* REQUIRED ACTION
Scan the data, and whenever a line contains "Shift", copy it.

[Dataset rows describing interfaces]
Start of Block

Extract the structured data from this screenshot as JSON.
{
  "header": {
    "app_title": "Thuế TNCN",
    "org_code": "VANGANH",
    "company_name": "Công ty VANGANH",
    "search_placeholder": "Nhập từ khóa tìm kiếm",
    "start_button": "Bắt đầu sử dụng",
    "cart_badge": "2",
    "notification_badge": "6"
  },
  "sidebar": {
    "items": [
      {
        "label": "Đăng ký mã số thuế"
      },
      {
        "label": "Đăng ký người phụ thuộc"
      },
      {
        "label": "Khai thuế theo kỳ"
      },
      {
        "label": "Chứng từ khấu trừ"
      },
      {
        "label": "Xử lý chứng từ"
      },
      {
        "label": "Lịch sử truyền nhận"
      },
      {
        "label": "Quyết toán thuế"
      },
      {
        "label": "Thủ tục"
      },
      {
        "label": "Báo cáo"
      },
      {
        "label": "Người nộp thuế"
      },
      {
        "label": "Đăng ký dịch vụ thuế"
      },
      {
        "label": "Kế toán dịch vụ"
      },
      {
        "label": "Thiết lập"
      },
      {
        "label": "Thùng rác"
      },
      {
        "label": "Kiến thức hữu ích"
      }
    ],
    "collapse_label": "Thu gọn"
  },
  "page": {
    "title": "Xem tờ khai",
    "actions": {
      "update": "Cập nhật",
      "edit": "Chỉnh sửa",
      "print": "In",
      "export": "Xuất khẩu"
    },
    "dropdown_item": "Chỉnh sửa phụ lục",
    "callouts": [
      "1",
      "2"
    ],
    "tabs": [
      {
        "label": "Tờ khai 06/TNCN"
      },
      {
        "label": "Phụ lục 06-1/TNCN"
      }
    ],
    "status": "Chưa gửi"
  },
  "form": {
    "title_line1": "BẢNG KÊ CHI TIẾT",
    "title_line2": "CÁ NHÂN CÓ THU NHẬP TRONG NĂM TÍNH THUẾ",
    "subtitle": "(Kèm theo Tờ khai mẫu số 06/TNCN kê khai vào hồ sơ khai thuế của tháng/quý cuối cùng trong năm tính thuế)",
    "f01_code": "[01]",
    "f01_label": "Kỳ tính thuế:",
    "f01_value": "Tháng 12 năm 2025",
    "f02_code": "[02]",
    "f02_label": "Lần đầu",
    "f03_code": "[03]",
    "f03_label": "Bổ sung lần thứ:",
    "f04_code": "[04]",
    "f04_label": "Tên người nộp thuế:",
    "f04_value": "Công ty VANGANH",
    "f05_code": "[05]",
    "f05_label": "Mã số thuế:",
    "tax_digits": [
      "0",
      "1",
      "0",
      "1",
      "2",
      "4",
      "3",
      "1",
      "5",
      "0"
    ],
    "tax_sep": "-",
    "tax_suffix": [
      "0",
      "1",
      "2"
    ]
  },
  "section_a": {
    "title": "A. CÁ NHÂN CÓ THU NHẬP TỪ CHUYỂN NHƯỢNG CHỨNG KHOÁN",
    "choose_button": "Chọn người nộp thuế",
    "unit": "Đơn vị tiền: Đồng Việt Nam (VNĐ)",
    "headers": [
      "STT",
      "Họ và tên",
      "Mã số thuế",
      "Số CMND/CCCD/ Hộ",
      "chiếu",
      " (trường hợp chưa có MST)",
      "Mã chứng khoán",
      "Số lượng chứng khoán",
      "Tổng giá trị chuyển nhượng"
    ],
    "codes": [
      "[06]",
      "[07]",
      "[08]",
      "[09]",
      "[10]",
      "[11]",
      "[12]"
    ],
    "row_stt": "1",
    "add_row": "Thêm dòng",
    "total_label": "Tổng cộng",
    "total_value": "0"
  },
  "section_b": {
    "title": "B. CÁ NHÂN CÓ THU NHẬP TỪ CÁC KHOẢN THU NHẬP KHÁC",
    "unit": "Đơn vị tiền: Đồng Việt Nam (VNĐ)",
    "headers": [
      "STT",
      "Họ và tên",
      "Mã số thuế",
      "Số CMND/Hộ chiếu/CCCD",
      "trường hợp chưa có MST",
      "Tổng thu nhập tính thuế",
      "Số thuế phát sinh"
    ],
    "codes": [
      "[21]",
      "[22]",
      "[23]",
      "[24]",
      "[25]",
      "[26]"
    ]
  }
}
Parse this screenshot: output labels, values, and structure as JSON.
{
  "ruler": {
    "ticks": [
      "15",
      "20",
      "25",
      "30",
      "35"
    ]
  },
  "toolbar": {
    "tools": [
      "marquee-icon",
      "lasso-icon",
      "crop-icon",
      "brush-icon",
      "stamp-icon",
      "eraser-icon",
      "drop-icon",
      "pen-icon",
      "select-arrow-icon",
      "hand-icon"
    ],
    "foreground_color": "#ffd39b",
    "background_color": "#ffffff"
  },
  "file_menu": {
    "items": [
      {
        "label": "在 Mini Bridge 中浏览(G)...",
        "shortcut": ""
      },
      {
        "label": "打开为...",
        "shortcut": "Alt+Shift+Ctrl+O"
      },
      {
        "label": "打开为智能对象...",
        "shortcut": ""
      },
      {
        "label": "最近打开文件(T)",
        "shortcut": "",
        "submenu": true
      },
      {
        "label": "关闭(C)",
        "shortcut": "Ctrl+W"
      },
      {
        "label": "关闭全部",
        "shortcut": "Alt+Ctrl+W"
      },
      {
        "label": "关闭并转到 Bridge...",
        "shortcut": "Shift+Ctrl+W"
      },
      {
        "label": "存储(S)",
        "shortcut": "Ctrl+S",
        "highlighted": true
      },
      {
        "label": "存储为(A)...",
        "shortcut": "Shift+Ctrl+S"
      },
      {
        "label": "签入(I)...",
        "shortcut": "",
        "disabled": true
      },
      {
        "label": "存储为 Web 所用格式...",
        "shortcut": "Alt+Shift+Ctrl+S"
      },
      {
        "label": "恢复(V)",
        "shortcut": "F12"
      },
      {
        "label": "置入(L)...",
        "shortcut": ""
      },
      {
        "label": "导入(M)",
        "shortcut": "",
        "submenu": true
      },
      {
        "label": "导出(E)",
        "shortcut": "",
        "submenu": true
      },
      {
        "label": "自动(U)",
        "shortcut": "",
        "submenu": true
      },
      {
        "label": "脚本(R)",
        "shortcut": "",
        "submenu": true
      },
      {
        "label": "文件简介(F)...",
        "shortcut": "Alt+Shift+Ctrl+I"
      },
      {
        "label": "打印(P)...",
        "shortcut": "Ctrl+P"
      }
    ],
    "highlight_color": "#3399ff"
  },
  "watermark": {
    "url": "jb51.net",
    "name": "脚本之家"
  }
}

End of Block

* ANSWER SECTION
        "shortcut": "Alt+Shift+Ctrl+O"
        "shortcut": "Shift+Ctrl+W"
        "shortcut": "Shift+Ctrl+S"
        "shortcut": "Alt+Shift+Ctrl+S"
        "shortcut": "Alt+Shift+Ctrl+I"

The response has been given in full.